:: DATA SHOWN ::

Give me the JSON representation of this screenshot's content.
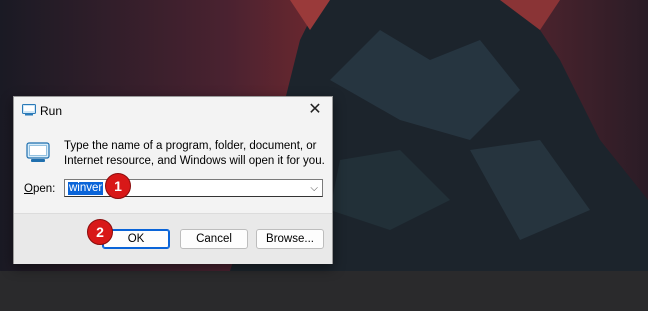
{
  "dialog": {
    "title": "Run",
    "close_glyph": "✕",
    "description": "Type the name of a program, folder, document, or Internet resource, and Windows will open it for you.",
    "open_label_prefix": "O",
    "open_label_rest": "pen:",
    "command_value": "winver",
    "dropdown_glyph": "⌵",
    "ok_label": "OK",
    "cancel_label": "Cancel",
    "browse_label": "Browse..."
  },
  "callouts": {
    "step1": "1",
    "step2": "2"
  },
  "icons": {
    "title": "run-icon",
    "description": "run-app-icon",
    "close": "close-icon",
    "dropdown": "chevron-down-icon"
  },
  "colors": {
    "selection": "#0a64d8",
    "callout": "#d81818",
    "dialog_bg": "#f3f3f3",
    "footer_bg": "#e9e9e9"
  }
}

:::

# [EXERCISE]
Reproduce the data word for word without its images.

# [SOLUTION FOR THIS TASK]
Give me the JSON representation of this screenshot's content.
{
  "dialog": {
    "title": "Run",
    "close_glyph": "✕",
    "description": "Type the name of a program, folder, document, or Internet resource, and Windows will open it for you.",
    "open_label_prefix": "O",
    "open_label_rest": "pen:",
    "command_value": "winver",
    "dropdown_glyph": "⌵",
    "ok_label": "OK",
    "cancel_label": "Cancel",
    "browse_label": "Browse..."
  },
  "callouts": {
    "step1": "1",
    "step2": "2"
  },
  "icons": {
    "title": "run-icon",
    "description": "run-app-icon",
    "close": "close-icon",
    "dropdown": "chevron-down-icon"
  },
  "colors": {
    "selection": "#0a64d8",
    "callout": "#d81818",
    "dialog_bg": "#f3f3f3",
    "footer_bg": "#e9e9e9"
  }
}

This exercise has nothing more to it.